- My Amazon bestseller made me nothing – Salon.com
My novel shot to the top of the site’s bestseller list last summer. You won’t believe how little I got paid
Remember the author who got a really nice cease and desist letter from whisky brand Jack Daniel’s? Here’s an article in Salon where he writes what he made off the book.
The problem? He made good money. Being on the top list in the digital age isn’t like being in the top list back when they were compiled by year or month. From what I can tell, mr Wensink made $12,000 for 4,000 copies and was at the top list for a week.
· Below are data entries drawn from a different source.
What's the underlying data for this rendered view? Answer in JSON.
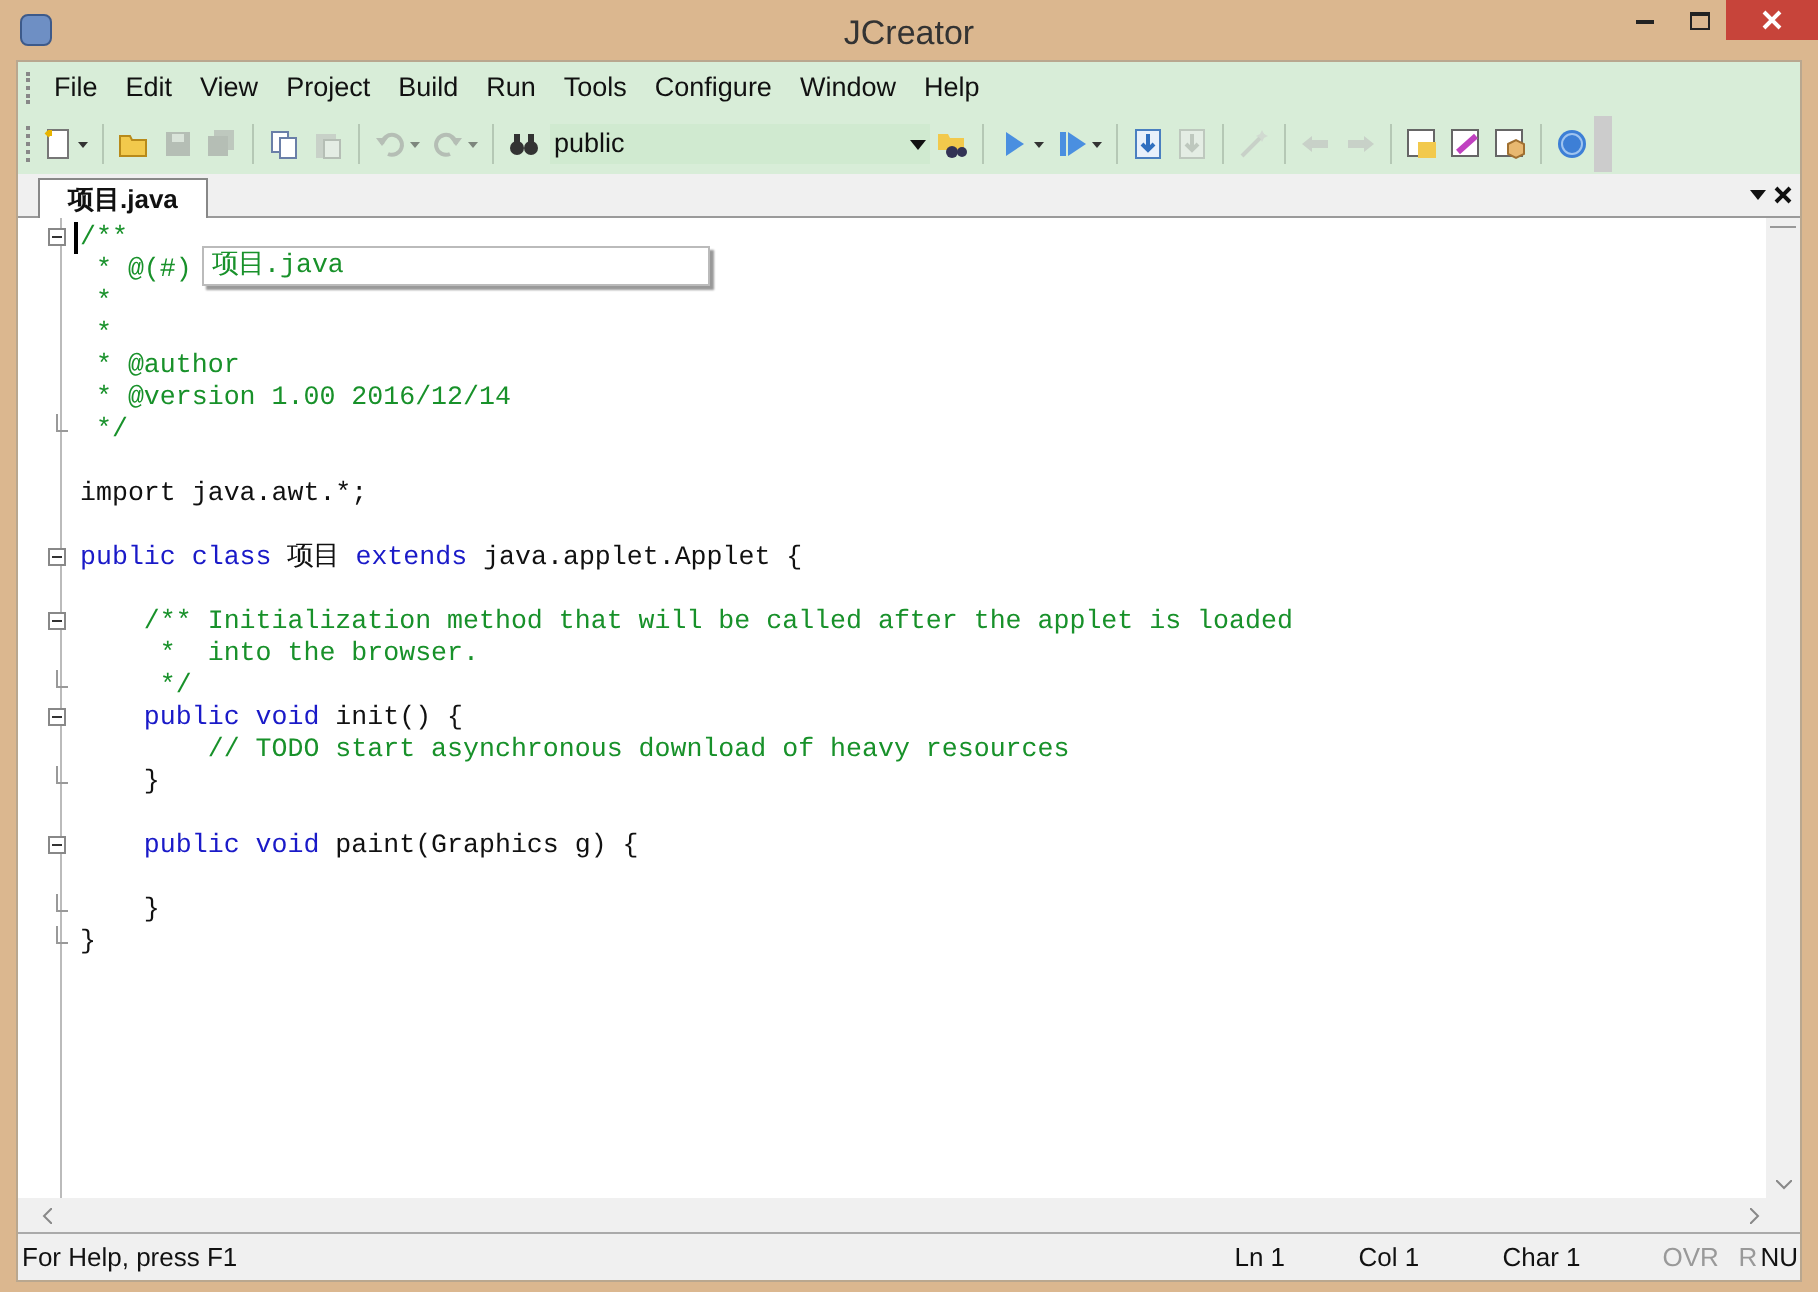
{
  "window": {
    "title": "JCreator"
  },
  "menu": [
    "File",
    "Edit",
    "View",
    "Project",
    "Build",
    "Run",
    "Tools",
    "Configure",
    "Window",
    "Help"
  ],
  "toolbar": [
    {
      "kind": "new",
      "disabled": false,
      "dropdown": true
    },
    {
      "kind": "sep"
    },
    {
      "kind": "open",
      "disabled": false,
      "dropdown": false
    },
    {
      "kind": "save",
      "disabled": true,
      "dropdown": false
    },
    {
      "kind": "saveall",
      "disabled": true,
      "dropdown": false
    },
    {
      "kind": "sep"
    },
    {
      "kind": "copy",
      "disabled": false,
      "dropdown": false
    },
    {
      "kind": "paste",
      "disabled": true,
      "dropdown": false
    },
    {
      "kind": "sep"
    },
    {
      "kind": "undo",
      "disabled": true,
      "dropdown": true
    },
    {
      "kind": "redo",
      "disabled": true,
      "dropdown": true
    },
    {
      "kind": "sep"
    },
    {
      "kind": "find",
      "disabled": false,
      "dropdown": false
    },
    {
      "kind": "combo",
      "value": "public"
    },
    {
      "kind": "findfiles",
      "disabled": false,
      "dropdown": false
    },
    {
      "kind": "sep"
    },
    {
      "kind": "run",
      "disabled": false,
      "dropdown": true
    },
    {
      "kind": "debug",
      "disabled": false,
      "dropdown": true
    },
    {
      "kind": "sep"
    },
    {
      "kind": "stepin",
      "disabled": false,
      "dropdown": false
    },
    {
      "kind": "stepout",
      "disabled": true,
      "dropdown": false
    },
    {
      "kind": "sep"
    },
    {
      "kind": "wand",
      "disabled": true,
      "dropdown": false
    },
    {
      "kind": "sep"
    },
    {
      "kind": "back",
      "disabled": true,
      "dropdown": false
    },
    {
      "kind": "forward",
      "disabled": true,
      "dropdown": false
    },
    {
      "kind": "sep"
    },
    {
      "kind": "win1",
      "disabled": false,
      "dropdown": false
    },
    {
      "kind": "win2",
      "disabled": false,
      "dropdown": false
    },
    {
      "kind": "win3",
      "disabled": false,
      "dropdown": false
    },
    {
      "kind": "sep"
    },
    {
      "kind": "help",
      "disabled": false,
      "dropdown": false
    }
  ],
  "tabs": [
    {
      "label": "项目.java",
      "selected": true
    }
  ],
  "code": [
    {
      "kind": "start",
      "parts": [
        {
          "kind": "comment",
          "text": "/**"
        }
      ]
    },
    {
      "kind": "inner",
      "parts": [
        {
          "kind": "comment",
          "text": " * @(#)"
        }
      ]
    },
    {
      "kind": "inner",
      "parts": [
        {
          "kind": "comment",
          "text": " *"
        }
      ]
    },
    {
      "kind": "inner",
      "parts": [
        {
          "kind": "comment",
          "text": " *"
        }
      ]
    },
    {
      "kind": "inner",
      "parts": [
        {
          "kind": "comment",
          "text": " * @author"
        }
      ]
    },
    {
      "kind": "inner",
      "parts": [
        {
          "kind": "comment",
          "text": " * @version 1.00 2016/12/14"
        }
      ]
    },
    {
      "kind": "end",
      "parts": [
        {
          "kind": "comment",
          "text": " */"
        }
      ]
    },
    {
      "kind": "inner"
    },
    {
      "kind": "inner",
      "parts": [
        {
          "kind": "plain",
          "text": "import java.awt.*;"
        }
      ]
    },
    {
      "kind": "inner"
    },
    {
      "kind": "start",
      "parts": [
        {
          "kind": "keyword",
          "text": "public class "
        },
        {
          "kind": "plain",
          "text": "项目 "
        },
        {
          "kind": "keyword",
          "text": "extends "
        },
        {
          "kind": "plain",
          "text": "java.applet.Applet {"
        }
      ]
    },
    {
      "kind": "inner"
    },
    {
      "kind": "start",
      "parts": [
        {
          "kind": "comment",
          "text": "    /** Initialization method that will be called after the applet is loaded"
        }
      ]
    },
    {
      "kind": "inner",
      "parts": [
        {
          "kind": "comment",
          "text": "     *  into the browser."
        }
      ]
    },
    {
      "kind": "end",
      "parts": [
        {
          "kind": "comment",
          "text": "     */"
        }
      ]
    },
    {
      "kind": "start",
      "parts": [
        {
          "kind": "keyword",
          "text": "    public void "
        },
        {
          "kind": "plain",
          "text": "init() {"
        }
      ]
    },
    {
      "kind": "inner",
      "parts": [
        {
          "kind": "comment",
          "text": "        // TODO start asynchronous download of heavy resources"
        }
      ]
    },
    {
      "kind": "end",
      "parts": [
        {
          "kind": "plain",
          "text": "    }"
        }
      ]
    },
    {
      "kind": "inner"
    },
    {
      "kind": "start",
      "parts": [
        {
          "kind": "keyword",
          "text": "    public void "
        },
        {
          "kind": "plain",
          "text": "paint(Graphics g) {"
        }
      ]
    },
    {
      "kind": "inner"
    },
    {
      "kind": "end",
      "parts": [
        {
          "kind": "plain",
          "text": "    }"
        }
      ]
    },
    {
      "kind": "end",
      "parts": [
        {
          "kind": "plain",
          "text": "}"
        }
      ]
    }
  ],
  "tooltip": {
    "text": "项目.java"
  },
  "status_bar": [
    {
      "text": "For Help, press F1",
      "disabled": false
    },
    {
      "text": "Ln 1",
      "disabled": false
    },
    {
      "text": "Col 1",
      "disabled": false
    },
    {
      "text": "Char 1",
      "disabled": false
    },
    {
      "text": "OVR",
      "disabled": true
    },
    {
      "text": "R",
      "disabled": true
    },
    {
      "text": "NU",
      "disabled": false
    }
  ]
}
That’s $3 per book, which is good.
Now, mr. Wensink says on Twitter that he’s not as bitter as the article makes him sound, and that he trusts Salon that they know what they’re doing. I’m not sure I do, because this is a Fox News-like tweaking of facts.
However, if you’re just interested in the economy of things, this is an interesting article – especially the comments.
- Will Anyone Create a Killer App for Google Glass?
Early apps could be evolutionary, not revolutionary, because it’s hard to build a new business when few people have it in their hands, he adds.
Interesting read about the potential for apps for Google Glass.
- The Google Glass feature no one is talking about — Creative Good
From now on, starting today, anywhere you go within range of a Google Glass device, everything you do could be recorded and uploaded to Google’s cloud, and stored there for the rest of your life. You won’t know if you’re being recorded or not; and even if you do, you’ll have no way to stop it.
Imagine going to a public urinal, and the guy beside you wears Google Glass. Would you be comfortable?
This is a very important aspect of the new wave of lifelogging devices like Google Glass or Memoto. We cannot count on legislation dealing with the issues, not without crippling the technology to a point where it’s virtually useless. This is the time for all tech enthusiasts to discuss the problems surrounding ethics and privacy when it comes to lifelogging. And no, “not using the technology” is not the answer, just like “going back to living in caves” isn’t the answer to global warming.
- Response: Facebook Reach is the Most Important Performance Metric – JonLoomer.com
Let’s say you have a choice to place your ad on two different billboards of the same size, look and feel. The first, on a small road with an average count of 1,000 cars a day, and another situated on a highway with a traffic count above 100,000 cars a day. Which one would you choose?
This is the only argument here that I don’t agree with. With this logic, it would be better to have a Facebook Page with 100 000 bought likes from wherever, instead of 1000 engaged likes from your own region.
Other than that, it’s an insightful post, especially on how to measure engagement by using reach instead of total amount of likes.
- Google Now For iPhone and iPad ad
Google Now is deeply integrated into Google’s Android operating system. It’s not clear how deeply Apple would let a service like Google Now embed itself in iPhone or iPad devices. Still, Google Now could approximate its Android capabilities by using push notifications and Apple’s Passbook feature.
This is the biggest challenge for Apple: others are becoming better at building apps for iOS devices than Apple are. Now, Apple must decide whether they want to go towards more access to core functions (phone, Siri etc) for third party app developers, and lose control of their walled garden but get better apps, or keep control but have inferior apps compared to Android.
Right now, I don’t use Apple’s calendar (I use Sunrise and Fantastical), mail program (I prefer Mailbox), notes app (Evernote rocks) … it’s actually easier to list which of Apple’s core apps I do use: Safari, the phone app and the messaging apps.
- Crowdfunding your launch in a new market
Everlane is crowdfunding their Canadian launch, to gage and raise interest. I love how they think.
- How times change …